The Daily Standup. Every day the project team meets. We meet in the morning, but some pick the afternoon. No one sits, everyone stands, and it's a dollar fine to whomever's late. We try to hold our standup in a different place every time as well. Only people committed to deliver something for the Project are allowed to talk, but anyone can listen in. Everyone answers these three questions:

  1. What did you do yesterday? (we also log how long it took, but that's not required)
  2. What are you planning on doing today?
  3. What things got or are getting in your way and slowing you down while doing these things?

The point is for this meeting to get everyone on the same page, figure out how things might be done better, and to take as little time as possible so that you can get to work. Ours are down to ten minutes or less now.

There are a few more things to Scrum, and some stuff that some folks do (like Burndown Charts and such) that we haven't adopted just yet. And we aren't that big, so we swap duty per Sprint of who's the Scrum-Master and such. But overall it's been a wonderful tool for us. We've been doing this since March, and it's really helped us focus our efforts and made us much more productive while allowing us to be very flexible and responsive to our client's wishes. To practice what we call 'Agile Building'.

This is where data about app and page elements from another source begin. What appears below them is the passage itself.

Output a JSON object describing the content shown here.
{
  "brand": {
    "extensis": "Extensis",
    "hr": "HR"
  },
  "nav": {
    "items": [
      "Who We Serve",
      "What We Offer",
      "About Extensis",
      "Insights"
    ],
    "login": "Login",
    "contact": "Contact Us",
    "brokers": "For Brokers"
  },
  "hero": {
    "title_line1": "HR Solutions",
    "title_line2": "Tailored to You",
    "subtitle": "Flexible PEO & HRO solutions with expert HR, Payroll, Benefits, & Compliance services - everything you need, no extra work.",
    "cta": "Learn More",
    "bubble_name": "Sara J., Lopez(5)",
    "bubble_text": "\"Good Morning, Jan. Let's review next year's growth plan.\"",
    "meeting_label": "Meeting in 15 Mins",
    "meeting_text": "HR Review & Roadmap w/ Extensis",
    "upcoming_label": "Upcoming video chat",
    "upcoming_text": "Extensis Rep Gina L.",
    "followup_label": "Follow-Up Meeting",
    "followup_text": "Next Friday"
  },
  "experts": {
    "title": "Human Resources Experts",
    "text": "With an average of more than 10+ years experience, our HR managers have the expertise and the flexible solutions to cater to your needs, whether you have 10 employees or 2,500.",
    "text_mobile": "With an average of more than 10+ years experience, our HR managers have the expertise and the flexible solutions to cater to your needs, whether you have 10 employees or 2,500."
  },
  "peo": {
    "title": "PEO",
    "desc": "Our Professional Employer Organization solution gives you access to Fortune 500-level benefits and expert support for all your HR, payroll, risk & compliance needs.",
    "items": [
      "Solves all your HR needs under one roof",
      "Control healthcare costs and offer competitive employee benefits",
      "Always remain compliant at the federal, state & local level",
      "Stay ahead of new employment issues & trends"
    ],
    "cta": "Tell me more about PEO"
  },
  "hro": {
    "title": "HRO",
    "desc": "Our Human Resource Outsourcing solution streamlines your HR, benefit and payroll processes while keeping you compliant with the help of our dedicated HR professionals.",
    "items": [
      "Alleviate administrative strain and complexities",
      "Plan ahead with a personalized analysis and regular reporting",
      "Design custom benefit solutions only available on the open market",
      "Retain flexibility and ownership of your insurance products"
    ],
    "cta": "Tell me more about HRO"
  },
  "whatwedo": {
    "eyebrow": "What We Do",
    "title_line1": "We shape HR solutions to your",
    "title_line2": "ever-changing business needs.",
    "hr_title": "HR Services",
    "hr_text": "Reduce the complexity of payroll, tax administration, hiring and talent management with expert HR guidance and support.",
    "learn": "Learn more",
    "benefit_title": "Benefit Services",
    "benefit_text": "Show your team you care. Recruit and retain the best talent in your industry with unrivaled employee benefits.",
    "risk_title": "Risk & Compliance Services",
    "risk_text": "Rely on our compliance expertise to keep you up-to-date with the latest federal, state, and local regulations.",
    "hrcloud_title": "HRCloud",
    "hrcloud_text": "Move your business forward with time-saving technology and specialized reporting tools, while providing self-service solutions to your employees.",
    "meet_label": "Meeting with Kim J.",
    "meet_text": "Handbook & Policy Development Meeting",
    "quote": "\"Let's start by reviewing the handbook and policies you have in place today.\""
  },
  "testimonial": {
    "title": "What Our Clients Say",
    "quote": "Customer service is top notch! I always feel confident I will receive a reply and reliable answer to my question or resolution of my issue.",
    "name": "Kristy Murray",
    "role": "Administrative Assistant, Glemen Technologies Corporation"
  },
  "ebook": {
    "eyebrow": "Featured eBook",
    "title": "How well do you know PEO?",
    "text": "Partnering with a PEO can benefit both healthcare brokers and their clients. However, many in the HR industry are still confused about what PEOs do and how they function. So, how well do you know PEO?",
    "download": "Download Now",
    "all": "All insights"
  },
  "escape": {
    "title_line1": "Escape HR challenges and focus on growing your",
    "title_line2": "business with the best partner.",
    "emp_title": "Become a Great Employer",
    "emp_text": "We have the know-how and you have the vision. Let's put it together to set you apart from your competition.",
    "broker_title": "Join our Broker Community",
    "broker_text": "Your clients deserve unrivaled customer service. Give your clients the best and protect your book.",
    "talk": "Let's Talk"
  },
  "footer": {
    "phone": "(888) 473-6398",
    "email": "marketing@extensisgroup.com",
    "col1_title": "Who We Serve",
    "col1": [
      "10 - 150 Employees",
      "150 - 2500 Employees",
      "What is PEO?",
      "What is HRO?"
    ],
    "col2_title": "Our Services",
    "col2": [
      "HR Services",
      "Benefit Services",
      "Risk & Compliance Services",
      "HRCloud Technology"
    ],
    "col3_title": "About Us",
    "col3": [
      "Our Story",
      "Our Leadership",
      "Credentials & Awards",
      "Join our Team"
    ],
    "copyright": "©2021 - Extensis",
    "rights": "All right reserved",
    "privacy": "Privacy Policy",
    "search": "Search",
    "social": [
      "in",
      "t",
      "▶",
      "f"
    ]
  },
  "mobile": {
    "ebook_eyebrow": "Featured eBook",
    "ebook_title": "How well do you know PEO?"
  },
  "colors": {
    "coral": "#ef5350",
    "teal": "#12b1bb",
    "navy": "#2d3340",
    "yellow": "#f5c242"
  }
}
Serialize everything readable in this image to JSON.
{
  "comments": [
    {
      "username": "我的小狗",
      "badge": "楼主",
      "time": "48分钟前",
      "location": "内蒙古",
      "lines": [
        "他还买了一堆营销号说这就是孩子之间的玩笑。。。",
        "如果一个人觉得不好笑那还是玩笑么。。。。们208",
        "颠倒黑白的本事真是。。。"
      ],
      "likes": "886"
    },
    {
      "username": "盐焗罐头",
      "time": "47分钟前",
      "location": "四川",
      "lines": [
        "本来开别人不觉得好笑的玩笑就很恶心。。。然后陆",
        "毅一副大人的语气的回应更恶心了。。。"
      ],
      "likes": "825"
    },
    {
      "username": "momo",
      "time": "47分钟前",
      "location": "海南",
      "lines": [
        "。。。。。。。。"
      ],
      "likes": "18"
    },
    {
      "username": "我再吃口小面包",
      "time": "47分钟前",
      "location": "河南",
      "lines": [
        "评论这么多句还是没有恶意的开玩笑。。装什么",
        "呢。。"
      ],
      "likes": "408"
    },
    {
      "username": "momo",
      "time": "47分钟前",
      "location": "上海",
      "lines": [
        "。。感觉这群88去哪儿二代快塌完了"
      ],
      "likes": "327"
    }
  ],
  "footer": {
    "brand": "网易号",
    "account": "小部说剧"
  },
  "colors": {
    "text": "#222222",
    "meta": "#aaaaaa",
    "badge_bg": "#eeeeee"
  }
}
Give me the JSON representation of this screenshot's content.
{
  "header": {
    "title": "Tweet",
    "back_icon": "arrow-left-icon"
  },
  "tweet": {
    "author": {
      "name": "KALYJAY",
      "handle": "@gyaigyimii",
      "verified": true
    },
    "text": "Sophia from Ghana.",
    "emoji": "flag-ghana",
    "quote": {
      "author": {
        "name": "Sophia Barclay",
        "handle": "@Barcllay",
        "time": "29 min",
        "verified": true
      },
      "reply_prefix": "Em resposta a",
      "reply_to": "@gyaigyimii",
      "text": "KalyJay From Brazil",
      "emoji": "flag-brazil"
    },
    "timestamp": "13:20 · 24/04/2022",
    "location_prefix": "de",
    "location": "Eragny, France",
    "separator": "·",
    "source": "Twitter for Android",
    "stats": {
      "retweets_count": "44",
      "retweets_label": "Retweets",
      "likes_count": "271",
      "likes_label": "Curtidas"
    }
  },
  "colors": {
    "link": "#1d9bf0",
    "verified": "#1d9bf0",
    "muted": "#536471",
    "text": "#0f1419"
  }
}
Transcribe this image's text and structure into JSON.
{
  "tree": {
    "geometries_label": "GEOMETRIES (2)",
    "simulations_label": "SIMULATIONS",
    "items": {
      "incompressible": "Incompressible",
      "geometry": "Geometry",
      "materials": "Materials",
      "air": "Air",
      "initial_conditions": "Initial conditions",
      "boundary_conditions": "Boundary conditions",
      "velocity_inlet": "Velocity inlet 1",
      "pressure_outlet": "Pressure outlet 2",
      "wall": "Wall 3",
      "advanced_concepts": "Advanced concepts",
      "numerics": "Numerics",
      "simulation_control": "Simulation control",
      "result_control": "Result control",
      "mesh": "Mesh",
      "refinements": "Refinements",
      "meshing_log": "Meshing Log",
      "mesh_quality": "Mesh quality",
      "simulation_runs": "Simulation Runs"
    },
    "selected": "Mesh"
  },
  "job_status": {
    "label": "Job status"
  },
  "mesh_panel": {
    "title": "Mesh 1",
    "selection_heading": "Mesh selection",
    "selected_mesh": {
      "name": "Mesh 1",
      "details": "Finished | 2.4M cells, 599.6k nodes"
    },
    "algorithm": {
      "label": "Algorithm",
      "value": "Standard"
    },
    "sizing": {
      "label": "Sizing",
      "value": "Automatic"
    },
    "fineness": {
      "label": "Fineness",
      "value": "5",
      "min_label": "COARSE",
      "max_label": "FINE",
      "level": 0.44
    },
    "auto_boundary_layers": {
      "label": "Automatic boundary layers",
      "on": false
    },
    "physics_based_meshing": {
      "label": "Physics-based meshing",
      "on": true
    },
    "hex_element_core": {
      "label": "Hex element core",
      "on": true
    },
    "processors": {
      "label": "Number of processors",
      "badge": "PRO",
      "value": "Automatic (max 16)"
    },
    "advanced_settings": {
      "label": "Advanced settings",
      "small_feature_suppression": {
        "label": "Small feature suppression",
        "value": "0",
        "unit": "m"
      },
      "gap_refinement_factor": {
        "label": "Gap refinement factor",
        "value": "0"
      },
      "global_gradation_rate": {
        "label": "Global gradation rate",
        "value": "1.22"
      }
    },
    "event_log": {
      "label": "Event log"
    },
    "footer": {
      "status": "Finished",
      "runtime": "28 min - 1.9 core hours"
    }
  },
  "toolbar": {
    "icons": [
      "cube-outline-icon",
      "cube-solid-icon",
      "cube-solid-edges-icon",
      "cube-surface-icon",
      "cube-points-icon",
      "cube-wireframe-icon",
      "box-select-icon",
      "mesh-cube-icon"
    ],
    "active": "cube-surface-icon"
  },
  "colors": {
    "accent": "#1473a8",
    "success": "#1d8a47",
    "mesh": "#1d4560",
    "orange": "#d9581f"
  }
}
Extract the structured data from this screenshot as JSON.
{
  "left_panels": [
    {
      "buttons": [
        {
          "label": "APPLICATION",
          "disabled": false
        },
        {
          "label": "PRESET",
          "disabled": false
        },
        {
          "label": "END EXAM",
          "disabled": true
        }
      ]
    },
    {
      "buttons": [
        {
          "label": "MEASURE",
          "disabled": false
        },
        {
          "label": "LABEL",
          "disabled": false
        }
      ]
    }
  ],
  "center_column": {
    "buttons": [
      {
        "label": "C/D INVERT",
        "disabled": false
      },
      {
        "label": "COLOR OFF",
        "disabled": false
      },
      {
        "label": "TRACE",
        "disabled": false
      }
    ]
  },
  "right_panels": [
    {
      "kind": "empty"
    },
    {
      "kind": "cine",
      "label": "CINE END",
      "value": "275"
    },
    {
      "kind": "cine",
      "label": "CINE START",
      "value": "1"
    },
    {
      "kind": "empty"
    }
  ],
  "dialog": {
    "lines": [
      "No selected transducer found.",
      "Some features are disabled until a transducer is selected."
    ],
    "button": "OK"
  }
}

If you want to get started with Scrum, we can't recommend more this great PDF. 

I hope that this has been a help, and that you're now more interested is spending more time doing than talking ;-)

Jeffrey McGrew